Smith & Hawken: 100 English Roses for the American Garden
by Clair G. Martin (Author),
Saxon Holt (Photographer)
They should receive a minimum of six hours of direct sunlight per day. Choose an area of your garden where the roses receive sunlight in the morning (bright afternoon sun may affect the color of the flowers and burn the leaves of some roses).
Roses are also particularly allergic to draught and the dripping of water on their leaves. Choose a part of your garden not overhung by trees, shrubs or other plants that can lead to rain drip.
If you have a larger garden, you may want to group your roses in one area of your garden so as to form a separate rose garden. There are many advantages to creating a separate (enclosed) rose garden. When separated from the rest of the garden the design of the rose parterre can be adapted to the cultural needs of your roses and a separate, rose-friendly watering system can be reserved for that area. Indeed, roses should not be watered from the top as this tends to encourage the growth of leaf fungus and the appearance of pests. The garden hose, soaker or a drip watering system should be placed in the bed with the water running slowly. Also, remember that monocultural rose gardens can look very dull in Winter, so either reserve them to an area that is not visible from the house or mix them with evergreen, grey-leaved plants that will give that area a colored touch during the Winter months.
The Essential Garden Design Workbook
by Rosemary Alexander
A highly detailed design workbook especially intended for serious home gardeners, students of design, and professionals.

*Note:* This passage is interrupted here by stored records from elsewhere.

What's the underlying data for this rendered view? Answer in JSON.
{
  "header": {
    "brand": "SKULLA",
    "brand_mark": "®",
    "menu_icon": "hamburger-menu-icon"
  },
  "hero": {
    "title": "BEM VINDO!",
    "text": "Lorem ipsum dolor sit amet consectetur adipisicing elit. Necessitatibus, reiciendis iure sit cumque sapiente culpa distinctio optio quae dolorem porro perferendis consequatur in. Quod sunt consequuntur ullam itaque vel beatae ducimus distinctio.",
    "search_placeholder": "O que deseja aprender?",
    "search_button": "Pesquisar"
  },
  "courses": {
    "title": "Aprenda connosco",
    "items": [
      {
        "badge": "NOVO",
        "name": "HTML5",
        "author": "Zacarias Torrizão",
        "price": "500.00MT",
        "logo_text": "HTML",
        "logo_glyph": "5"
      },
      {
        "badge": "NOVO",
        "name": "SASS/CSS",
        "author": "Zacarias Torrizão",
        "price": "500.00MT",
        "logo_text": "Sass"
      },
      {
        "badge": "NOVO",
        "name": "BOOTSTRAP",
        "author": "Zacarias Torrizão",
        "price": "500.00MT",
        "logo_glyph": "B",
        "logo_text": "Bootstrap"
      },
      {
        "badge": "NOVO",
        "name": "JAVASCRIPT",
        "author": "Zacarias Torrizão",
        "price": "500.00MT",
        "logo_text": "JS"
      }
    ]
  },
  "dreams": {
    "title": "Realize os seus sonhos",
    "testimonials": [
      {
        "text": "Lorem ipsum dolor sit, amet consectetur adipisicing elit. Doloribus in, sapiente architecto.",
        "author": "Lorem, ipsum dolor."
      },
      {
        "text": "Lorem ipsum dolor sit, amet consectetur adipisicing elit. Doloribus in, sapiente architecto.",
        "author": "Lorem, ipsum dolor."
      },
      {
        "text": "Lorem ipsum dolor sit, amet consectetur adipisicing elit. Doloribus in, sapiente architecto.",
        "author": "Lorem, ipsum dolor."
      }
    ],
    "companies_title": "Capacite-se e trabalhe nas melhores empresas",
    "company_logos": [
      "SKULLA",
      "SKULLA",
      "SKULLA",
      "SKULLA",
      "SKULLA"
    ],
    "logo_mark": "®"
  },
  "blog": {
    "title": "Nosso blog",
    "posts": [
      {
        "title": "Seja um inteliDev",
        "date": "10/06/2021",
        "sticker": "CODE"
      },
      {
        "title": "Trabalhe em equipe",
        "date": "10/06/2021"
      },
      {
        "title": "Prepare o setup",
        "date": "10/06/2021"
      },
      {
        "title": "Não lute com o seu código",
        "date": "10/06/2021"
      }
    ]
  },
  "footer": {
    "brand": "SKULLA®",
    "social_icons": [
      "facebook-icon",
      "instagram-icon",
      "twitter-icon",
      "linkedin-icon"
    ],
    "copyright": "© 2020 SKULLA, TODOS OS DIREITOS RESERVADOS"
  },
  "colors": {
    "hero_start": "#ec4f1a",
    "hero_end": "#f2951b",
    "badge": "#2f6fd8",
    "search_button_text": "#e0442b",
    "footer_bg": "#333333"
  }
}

Expertly written by Rosemary Alexander (the founder and principal of The English Gardening School),
Landscaping with Roses:
Gardens Walkways Arbors Containers
by Jeff Cox
Garden Gallery: The Plants, Art, and Hardscape of Little and Lewis
by George Little, David Lewis
Unless otherwise specified photos on this page © Alessandro Carocci Buzi and Lilly's Rose Garden.
Rose Garden Design Patterns
Some rose varieties, such as 'The Fairy' or 'Max Graf' can be used as ground-cover plants.
Along a central path borders made of three rows of roses combined with low, grey-leaved plants or trimmed buxus produce a very nice visual effect.
Rose climbing up an olive tree.
Note the lavander at the base of the tree to protect the rose plant against upclimbing insects.
Photo Alessandro Carocci Buzi
For a larger rose garden preferably choose a pattern composed of geometric beds either stand-alone or arranged symmetrically along the borders, the main walk or any other central element of the garden. The geometric beds can in turn be separated by narrow paths within the pattern.
Choose larger rose groups rather than dividing up the space into numerous, small groups of roses. In a small garden, a single, central rose bed is a nice alternative.
Structures, such as gazebos, arbors, pillars and treillage will give a beautiful, romantic touch and break up the monotony.
Beautiful, ornamental garden with rose shrubs, a trimmed buxus and hornbeam hedge.
Photo by Vera Bogaerts
A rose arbor and picket fence in a country garden
Photo by Verena Matthew
Shrub roses or climbers can be planted along the perimeter of the garden.
Climbing roses can also be trained to climb up trees, such as olive trees or apple trees, provided these have been pruned in a shape that allows enough sunlight to reach the rose plant.
Rose climbing up a tree.
Photo Alessandro Carocci Buzi
Rose 'Dance de Feu' climbing up a Mediterranean pine
Photo: Alessandro Carocci Buzi